▶ _DATA FOR THIS EXERCISE_
-=-=-=-=-
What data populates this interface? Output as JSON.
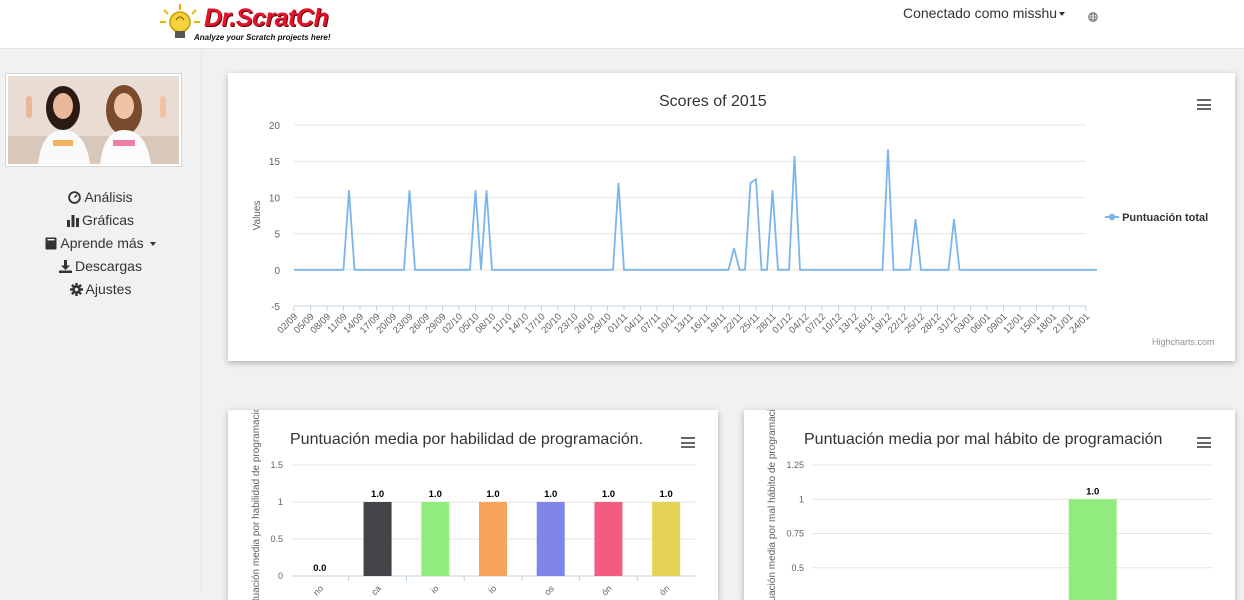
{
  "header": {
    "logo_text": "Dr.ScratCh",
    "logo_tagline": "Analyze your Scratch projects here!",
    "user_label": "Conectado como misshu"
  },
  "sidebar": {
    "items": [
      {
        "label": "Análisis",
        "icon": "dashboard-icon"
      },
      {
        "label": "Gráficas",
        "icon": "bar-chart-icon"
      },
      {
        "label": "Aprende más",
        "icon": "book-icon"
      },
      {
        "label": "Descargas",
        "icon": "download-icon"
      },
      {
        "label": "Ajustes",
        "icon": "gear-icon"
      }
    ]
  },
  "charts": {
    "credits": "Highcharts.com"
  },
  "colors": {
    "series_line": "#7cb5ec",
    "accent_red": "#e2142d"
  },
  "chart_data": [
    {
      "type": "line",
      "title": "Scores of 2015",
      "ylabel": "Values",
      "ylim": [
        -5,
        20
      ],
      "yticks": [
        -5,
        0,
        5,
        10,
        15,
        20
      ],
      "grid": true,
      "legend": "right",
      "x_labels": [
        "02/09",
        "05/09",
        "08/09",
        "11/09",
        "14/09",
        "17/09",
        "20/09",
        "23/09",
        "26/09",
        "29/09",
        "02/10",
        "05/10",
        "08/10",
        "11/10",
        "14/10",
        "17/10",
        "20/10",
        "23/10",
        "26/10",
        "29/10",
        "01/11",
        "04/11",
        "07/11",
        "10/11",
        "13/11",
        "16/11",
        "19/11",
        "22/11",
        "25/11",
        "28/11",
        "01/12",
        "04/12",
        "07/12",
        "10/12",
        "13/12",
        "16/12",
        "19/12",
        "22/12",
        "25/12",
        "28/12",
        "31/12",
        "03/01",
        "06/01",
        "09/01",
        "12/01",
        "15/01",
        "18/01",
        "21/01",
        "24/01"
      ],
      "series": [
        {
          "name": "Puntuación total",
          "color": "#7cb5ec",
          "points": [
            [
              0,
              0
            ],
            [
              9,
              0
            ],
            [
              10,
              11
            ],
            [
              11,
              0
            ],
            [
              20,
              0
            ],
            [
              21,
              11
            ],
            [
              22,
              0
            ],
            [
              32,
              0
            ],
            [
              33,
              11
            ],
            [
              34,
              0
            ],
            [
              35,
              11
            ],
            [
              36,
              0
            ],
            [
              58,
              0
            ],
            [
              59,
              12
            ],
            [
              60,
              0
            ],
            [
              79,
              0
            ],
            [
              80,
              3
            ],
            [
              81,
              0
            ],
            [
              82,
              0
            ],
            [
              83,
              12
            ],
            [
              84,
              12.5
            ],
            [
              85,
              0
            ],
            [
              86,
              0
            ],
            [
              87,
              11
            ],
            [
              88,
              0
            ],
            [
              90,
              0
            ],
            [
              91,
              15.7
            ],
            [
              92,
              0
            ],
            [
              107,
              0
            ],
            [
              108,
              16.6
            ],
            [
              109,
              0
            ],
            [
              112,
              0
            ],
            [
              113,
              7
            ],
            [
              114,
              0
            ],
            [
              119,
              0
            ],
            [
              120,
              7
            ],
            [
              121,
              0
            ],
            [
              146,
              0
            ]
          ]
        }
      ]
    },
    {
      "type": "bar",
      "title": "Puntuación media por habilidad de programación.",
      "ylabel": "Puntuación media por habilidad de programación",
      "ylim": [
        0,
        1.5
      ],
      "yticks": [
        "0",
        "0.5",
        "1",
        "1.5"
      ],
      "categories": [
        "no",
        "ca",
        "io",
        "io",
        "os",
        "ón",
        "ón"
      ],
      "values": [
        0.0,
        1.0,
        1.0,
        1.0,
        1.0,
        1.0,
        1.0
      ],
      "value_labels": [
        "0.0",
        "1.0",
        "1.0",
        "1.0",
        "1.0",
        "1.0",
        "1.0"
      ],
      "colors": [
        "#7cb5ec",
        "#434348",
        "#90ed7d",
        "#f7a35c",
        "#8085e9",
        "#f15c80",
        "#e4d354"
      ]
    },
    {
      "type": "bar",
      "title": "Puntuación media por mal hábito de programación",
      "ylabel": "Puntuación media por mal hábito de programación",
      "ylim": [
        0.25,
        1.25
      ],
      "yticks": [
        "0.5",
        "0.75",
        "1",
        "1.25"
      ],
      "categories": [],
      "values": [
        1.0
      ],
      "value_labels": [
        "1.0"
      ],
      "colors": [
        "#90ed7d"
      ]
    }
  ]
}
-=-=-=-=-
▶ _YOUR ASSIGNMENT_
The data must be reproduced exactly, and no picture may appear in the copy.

▶ _RESPONSE TO THE TASK_
What data populates this interface? Output as JSON.
{
  "header": {
    "logo_text": "Dr.ScratCh",
    "logo_tagline": "Analyze your Scratch projects here!",
    "user_label": "Conectado como misshu"
  },
  "sidebar": {
    "items": [
      {
        "label": "Análisis",
        "icon": "dashboard-icon"
      },
      {
        "label": "Gráficas",
        "icon": "bar-chart-icon"
      },
      {
        "label": "Aprende más",
        "icon": "book-icon"
      },
      {
        "label": "Descargas",
        "icon": "download-icon"
      },
      {
        "label": "Ajustes",
        "icon": "gear-icon"
      }
    ]
  },
  "charts": {
    "credits": "Highcharts.com"
  },
  "colors": {
    "series_line": "#7cb5ec",
    "accent_red": "#e2142d"
  },
  "chart_data": [
    {
      "type": "line",
      "title": "Scores of 2015",
      "ylabel": "Values",
      "ylim": [
        -5,
        20
      ],
      "yticks": [
        -5,
        0,
        5,
        10,
        15,
        20
      ],
      "grid": true,
      "legend": "right",
      "x_labels": [
        "02/09",
        "05/09",
        "08/09",
        "11/09",
        "14/09",
        "17/09",
        "20/09",
        "23/09",
        "26/09",
        "29/09",
        "02/10",
        "05/10",
        "08/10",
        "11/10",
        "14/10",
        "17/10",
        "20/10",
        "23/10",
        "26/10",
        "29/10",
        "01/11",
        "04/11",
        "07/11",
        "10/11",
        "13/11",
        "16/11",
        "19/11",
        "22/11",
        "25/11",
        "28/11",
        "01/12",
        "04/12",
        "07/12",
        "10/12",
        "13/12",
        "16/12",
        "19/12",
        "22/12",
        "25/12",
        "28/12",
        "31/12",
        "03/01",
        "06/01",
        "09/01",
        "12/01",
        "15/01",
        "18/01",
        "21/01",
        "24/01"
      ],
      "series": [
        {
          "name": "Puntuación total",
          "color": "#7cb5ec",
          "points": [
            [
              0,
              0
            ],
            [
              9,
              0
            ],
            [
              10,
              11
            ],
            [
              11,
              0
            ],
            [
              20,
              0
            ],
            [
              21,
              11
            ],
            [
              22,
              0
            ],
            [
              32,
              0
            ],
            [
              33,
              11
            ],
            [
              34,
              0
            ],
            [
              35,
              11
            ],
            [
              36,
              0
            ],
            [
              58,
              0
            ],
            [
              59,
              12
            ],
            [
              60,
              0
            ],
            [
              79,
              0
            ],
            [
              80,
              3
            ],
            [
              81,
              0
            ],
            [
              82,
              0
            ],
            [
              83,
              12
            ],
            [
              84,
              12.5
            ],
            [
              85,
              0
            ],
            [
              86,
              0
            ],
            [
              87,
              11
            ],
            [
              88,
              0
            ],
            [
              90,
              0
            ],
            [
              91,
              15.7
            ],
            [
              92,
              0
            ],
            [
              107,
              0
            ],
            [
              108,
              16.6
            ],
            [
              109,
              0
            ],
            [
              112,
              0
            ],
            [
              113,
              7
            ],
            [
              114,
              0
            ],
            [
              119,
              0
            ],
            [
              120,
              7
            ],
            [
              121,
              0
            ],
            [
              146,
              0
            ]
          ]
        }
      ]
    },
    {
      "type": "bar",
      "title": "Puntuación media por habilidad de programación.",
      "ylabel": "Puntuación media por habilidad de programación",
      "ylim": [
        0,
        1.5
      ],
      "yticks": [
        "0",
        "0.5",
        "1",
        "1.5"
      ],
      "categories": [
        "no",
        "ca",
        "io",
        "io",
        "os",
        "ón",
        "ón"
      ],
      "values": [
        0.0,
        1.0,
        1.0,
        1.0,
        1.0,
        1.0,
        1.0
      ],
      "value_labels": [
        "0.0",
        "1.0",
        "1.0",
        "1.0",
        "1.0",
        "1.0",
        "1.0"
      ],
      "colors": [
        "#7cb5ec",
        "#434348",
        "#90ed7d",
        "#f7a35c",
        "#8085e9",
        "#f15c80",
        "#e4d354"
      ]
    },
    {
      "type": "bar",
      "title": "Puntuación media por mal hábito de programación",
      "ylabel": "Puntuación media por mal hábito de programación",
      "ylim": [
        0.25,
        1.25
      ],
      "yticks": [
        "0.5",
        "0.75",
        "1",
        "1.25"
      ],
      "categories": [],
      "values": [
        1.0
      ],
      "value_labels": [
        "1.0"
      ],
      "colors": [
        "#90ed7d"
      ]
    }
  ]
}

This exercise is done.